Keep in mind the roots of this music–the blues played and sung in the deep south. I don't think they were trying to outdo each other with tricky note-filled lines.
I made the point in the article that our obsession with the 'right' notes seems to be draining the soul out of the music. 'Right' notes are memorized scales, licks, patterns, transcribed solo fragments, and anything other than the driving force of the music which is the emotion from your soul.
I want to explore another element of the caricature: time and rhythm, which might be worse than the 'right' note obsession. I think you can more easily get away with 'wrong' notes if they groove. Not so with 'right' notes played with poor time.
Listen to less experienced jazz players and too often you'll hear a metronomically accurate-ish flow from one note to the next, carefully placing notes in their proper place within the beats and bars. They tend to articulate each note identically with little variation in dynamics and with a feel that is too on top of the beat. One might describe it as rushed or anxious. Uptight? It's not a swinging groove. No one's tapping their foot to it.
Just like you can put notes ahead of musical intent, you can also put the clock-like timing of notes ahead of your musical intent. Doing either (and both) can make the difference between a deep expression of emotion and merely playing notes. It sounds like jazz, but it lacks the soul and personality of the musician. It's a caricature of jazz.
Can you hear your own tendency to articulate every note the same and package a bunch of them in neat clock-like spaces of four beats? For most players, it's hard to hear. In a way, I think it's much easier to be aware of your note choices than to introspect into your own sense of time.
While improvising, you are thinking about what notes to play next. You can hear the churning of your brain and the internal self-talk. On the other hand, your sense of time seems to live more at the subconscious level. It's much more subtle than your choice of notes.
But where you place those notes in time has a profound effect on your music. Players are in part defined by their sense of time. Think of the difference in note placement between Bill Evans and Dexter Gordon, or between Chet Baker and Woody Shaw. Of course, there are many other differences, but can you hear the role of note placement and articulation on their musical personalities? In a way, their placement of the note became part of their musical fingerprints.
Here's a hard question for you: can you hear and describe in words YOUR own time feel? How does it reflect your personality? Are you simply trying to consistently fit notes into the allotted time or are you expressing yourself with articulation and note flow in order to tell your story?
Let me offer you a rewarding challenge
Richie Beirach and I recently published eBook that describes in great detail his recording session for the tune The Snow Leopard on his ECM album called Elm with Jack DeJohnette and George Mraz (who recently passed). The eBook is called The Magic Within the Snow Leopard.
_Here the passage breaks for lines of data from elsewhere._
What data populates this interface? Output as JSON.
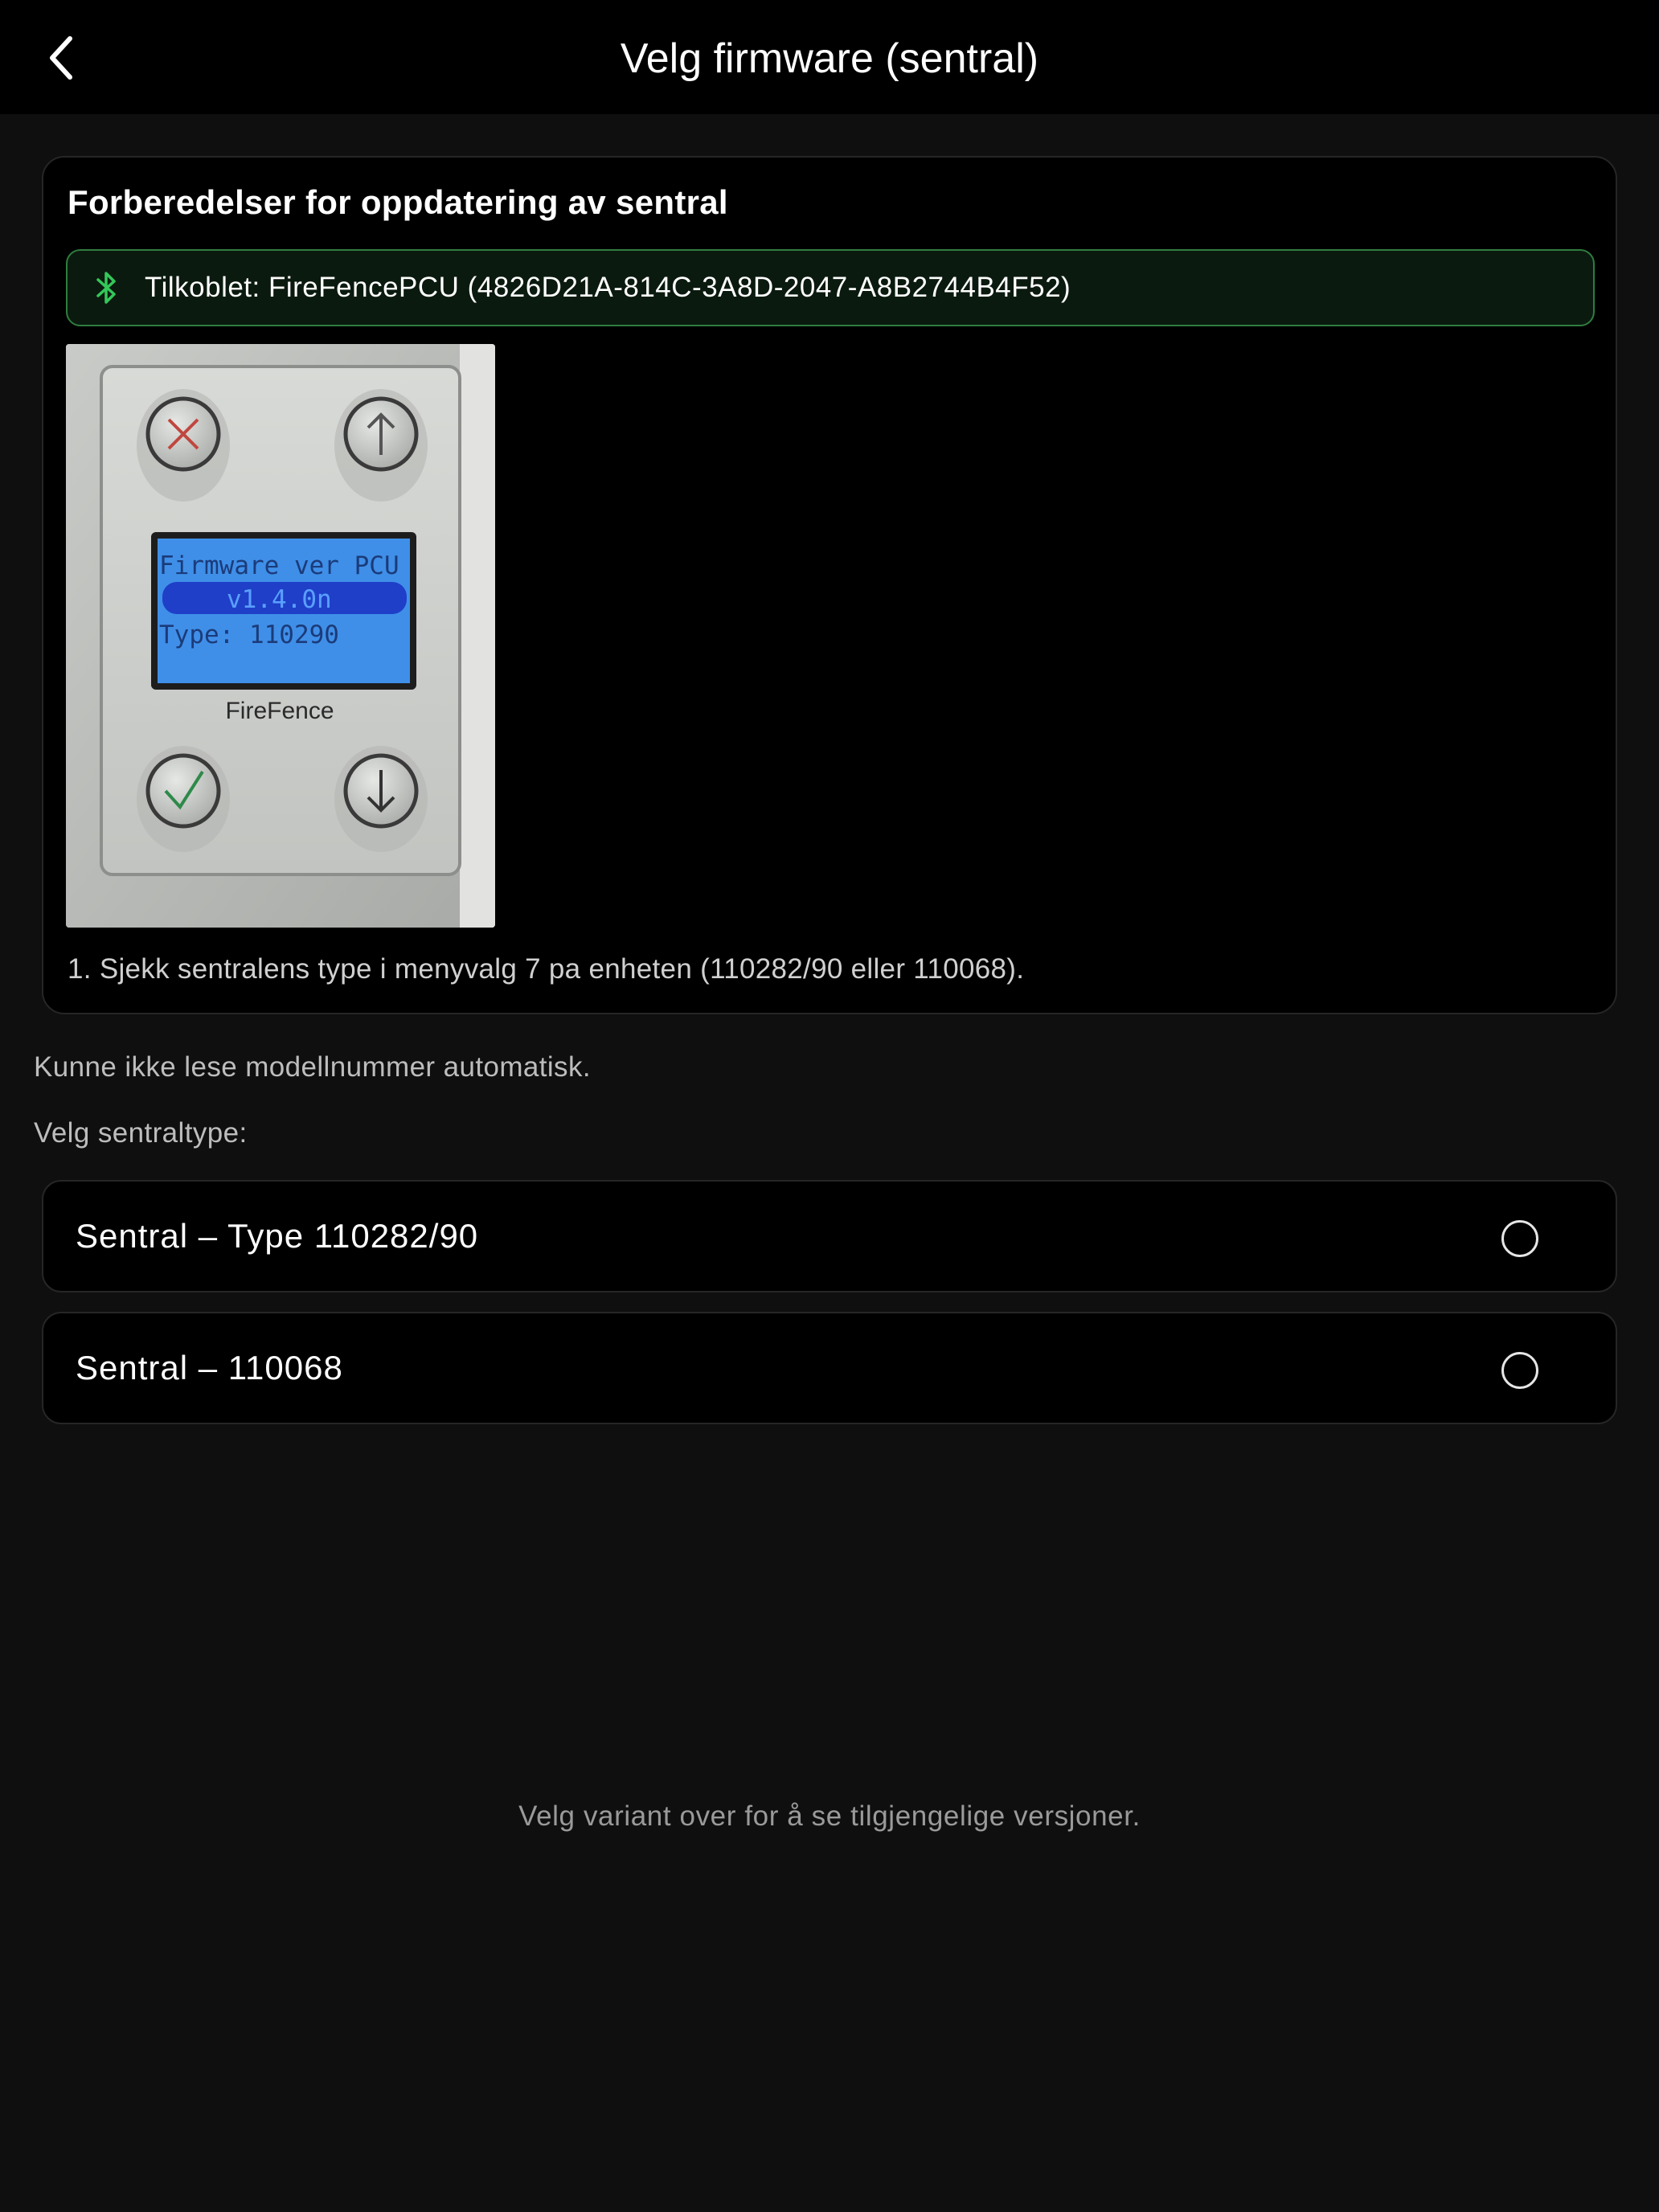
{
  "header": {
    "title": "Velg firmware (sentral)",
    "back_icon": "chevron-left-icon"
  },
  "prep_card": {
    "title": "Forberedelser for oppdatering av sentral",
    "connection": {
      "icon": "bluetooth-icon",
      "text": "Tilkoblet: FireFencePCU (4826D21A-814C-3A8D-2047-A8B2744B4F52)",
      "accent_color": "#34c759"
    },
    "device_display": {
      "line1": "Firmware ver PCU",
      "line2": "v1.4.0n",
      "line3": "Type: 110290",
      "brand": "FireFence"
    },
    "step_text": "1. Sjekk sentralens type i menyvalg 7 pa enheten (110282/90 eller 110068)."
  },
  "info_text": "Kunne ikke lese modellnummer automatisk.",
  "select_label": "Velg sentraltype:",
  "options": [
    {
      "label": "Sentral – Type 110282/90",
      "selected": false
    },
    {
      "label": "Sentral – 110068",
      "selected": false
    }
  ],
  "footer_hint": "Velg variant over for å se tilgjengelige versjoner."
}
Not only does Richie describe the fascinating blow-by-blow experience of how the three of them spontaneously rearranged the entire tune but he also goes into great detail about how musicians can be guided by the flow of the music if they are skilled, sensitive, and courageous enough to follow the muse.
I'll trade you a copy of this eBook for a sample of your playing and a description of your time feel. "WHAT, you want me to describe the feel of my own time?"
Being able to describe something in detail makes you much more aware of it. So I'm asking you to write in a few sentences a description of your sense of time when you improvise. Don't just use single words like "good" or "bad". Think about it deeply enough to describe it clearly with some detail. You just might discover something about your playing that you never thought of and that no one has ever told you.
I won't post your recording. It's for my ears only. However, I just told Richie that I was doing this and he offered to contribute a little write-up about the sense of time he hears from a recording I'll send him. So, I'll choose one lucky player to get an assessment of their time from Richie.
Click the blue button to get to the page where you can upload your MP3 and write your description of the submitted recording.
Yes, this is out of the box and a little different, but so is playing jazz.